This task calls for every entry below to be repeated exactly.

[Information shown — start]

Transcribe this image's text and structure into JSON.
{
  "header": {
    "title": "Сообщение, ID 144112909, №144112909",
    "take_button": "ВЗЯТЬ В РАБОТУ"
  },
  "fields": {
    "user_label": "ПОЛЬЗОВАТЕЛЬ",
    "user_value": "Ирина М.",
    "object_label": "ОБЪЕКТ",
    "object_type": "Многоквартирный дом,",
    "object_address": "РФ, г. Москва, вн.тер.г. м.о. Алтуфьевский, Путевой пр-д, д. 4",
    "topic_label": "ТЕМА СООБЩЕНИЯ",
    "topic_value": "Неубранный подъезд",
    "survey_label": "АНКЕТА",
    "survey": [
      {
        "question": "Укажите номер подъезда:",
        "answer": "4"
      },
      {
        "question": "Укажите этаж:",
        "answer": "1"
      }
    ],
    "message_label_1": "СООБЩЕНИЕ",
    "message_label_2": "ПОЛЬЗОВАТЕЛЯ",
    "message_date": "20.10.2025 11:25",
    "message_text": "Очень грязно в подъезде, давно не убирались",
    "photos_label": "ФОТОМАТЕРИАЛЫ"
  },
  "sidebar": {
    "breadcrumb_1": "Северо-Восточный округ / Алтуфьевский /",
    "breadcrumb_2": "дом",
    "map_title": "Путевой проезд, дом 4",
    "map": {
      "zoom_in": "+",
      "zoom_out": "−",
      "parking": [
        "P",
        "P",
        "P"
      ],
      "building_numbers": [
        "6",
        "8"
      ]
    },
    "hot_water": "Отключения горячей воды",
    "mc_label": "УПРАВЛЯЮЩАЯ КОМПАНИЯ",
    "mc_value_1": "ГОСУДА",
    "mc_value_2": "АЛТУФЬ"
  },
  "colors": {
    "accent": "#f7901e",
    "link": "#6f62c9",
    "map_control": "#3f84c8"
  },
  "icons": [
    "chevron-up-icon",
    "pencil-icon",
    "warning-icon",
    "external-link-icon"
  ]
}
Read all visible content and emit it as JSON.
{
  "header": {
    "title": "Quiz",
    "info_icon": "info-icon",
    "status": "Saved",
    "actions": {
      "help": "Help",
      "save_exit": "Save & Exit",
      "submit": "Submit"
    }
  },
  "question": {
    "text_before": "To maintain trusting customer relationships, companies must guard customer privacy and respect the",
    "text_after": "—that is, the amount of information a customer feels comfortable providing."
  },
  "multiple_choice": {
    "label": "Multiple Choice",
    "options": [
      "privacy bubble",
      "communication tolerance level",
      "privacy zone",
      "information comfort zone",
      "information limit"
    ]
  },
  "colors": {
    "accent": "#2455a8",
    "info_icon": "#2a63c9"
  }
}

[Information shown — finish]

Solved problem:
Transcribe this image's text and structure into JSON.
{
  "header": {
    "title": "Сообщение, ID 144112909, №144112909",
    "take_button": "ВЗЯТЬ В РАБОТУ"
  },
  "fields": {
    "user_label": "ПОЛЬЗОВАТЕЛЬ",
    "user_value": "Ирина М.",
    "object_label": "ОБЪЕКТ",
    "object_type": "Многоквартирный дом,",
    "object_address": "РФ, г. Москва, вн.тер.г. м.о. Алтуфьевский, Путевой пр-д, д. 4",
    "topic_label": "ТЕМА СООБЩЕНИЯ",
    "topic_value": "Неубранный подъезд",
    "survey_label": "АНКЕТА",
    "survey": [
      {
        "question": "Укажите номер подъезда:",
        "answer": "4"
      },
      {
        "question": "Укажите этаж:",
        "answer": "1"
      }
    ],
    "message_label_1": "СООБЩЕНИЕ",
    "message_label_2": "ПОЛЬЗОВАТЕЛЯ",
    "message_date": "20.10.2025 11:25",
    "message_text": "Очень грязно в подъезде, давно не убирались",
    "photos_label": "ФОТОМАТЕРИАЛЫ"
  },
  "sidebar": {
    "breadcrumb_1": "Северо-Восточный округ / Алтуфьевский /",
    "breadcrumb_2": "дом",
    "map_title": "Путевой проезд, дом 4",
    "map": {
      "zoom_in": "+",
      "zoom_out": "−",
      "parking": [
        "P",
        "P",
        "P"
      ],
      "building_numbers": [
        "6",
        "8"
      ]
    },
    "hot_water": "Отключения горячей воды",
    "mc_label": "УПРАВЛЯЮЩАЯ КОМПАНИЯ",
    "mc_value_1": "ГОСУДА",
    "mc_value_2": "АЛТУФЬ"
  },
  "colors": {
    "accent": "#f7901e",
    "link": "#6f62c9",
    "map_control": "#3f84c8"
  },
  "icons": [
    "chevron-up-icon",
    "pencil-icon",
    "warning-icon",
    "external-link-icon"
  ]
}
Read all visible content and emit it as JSON.
{
  "header": {
    "title": "Quiz",
    "info_icon": "info-icon",
    "status": "Saved",
    "actions": {
      "help": "Help",
      "save_exit": "Save & Exit",
      "submit": "Submit"
    }
  },
  "question": {
    "text_before": "To maintain trusting customer relationships, companies must guard customer privacy and respect the",
    "text_after": "—that is, the amount of information a customer feels comfortable providing."
  },
  "multiple_choice": {
    "label": "Multiple Choice",
    "options": [
      "privacy bubble",
      "communication tolerance level",
      "privacy zone",
      "information comfort zone",
      "information limit"
    ]
  },
  "colors": {
    "accent": "#2455a8",
    "info_icon": "#2a63c9"
  }
}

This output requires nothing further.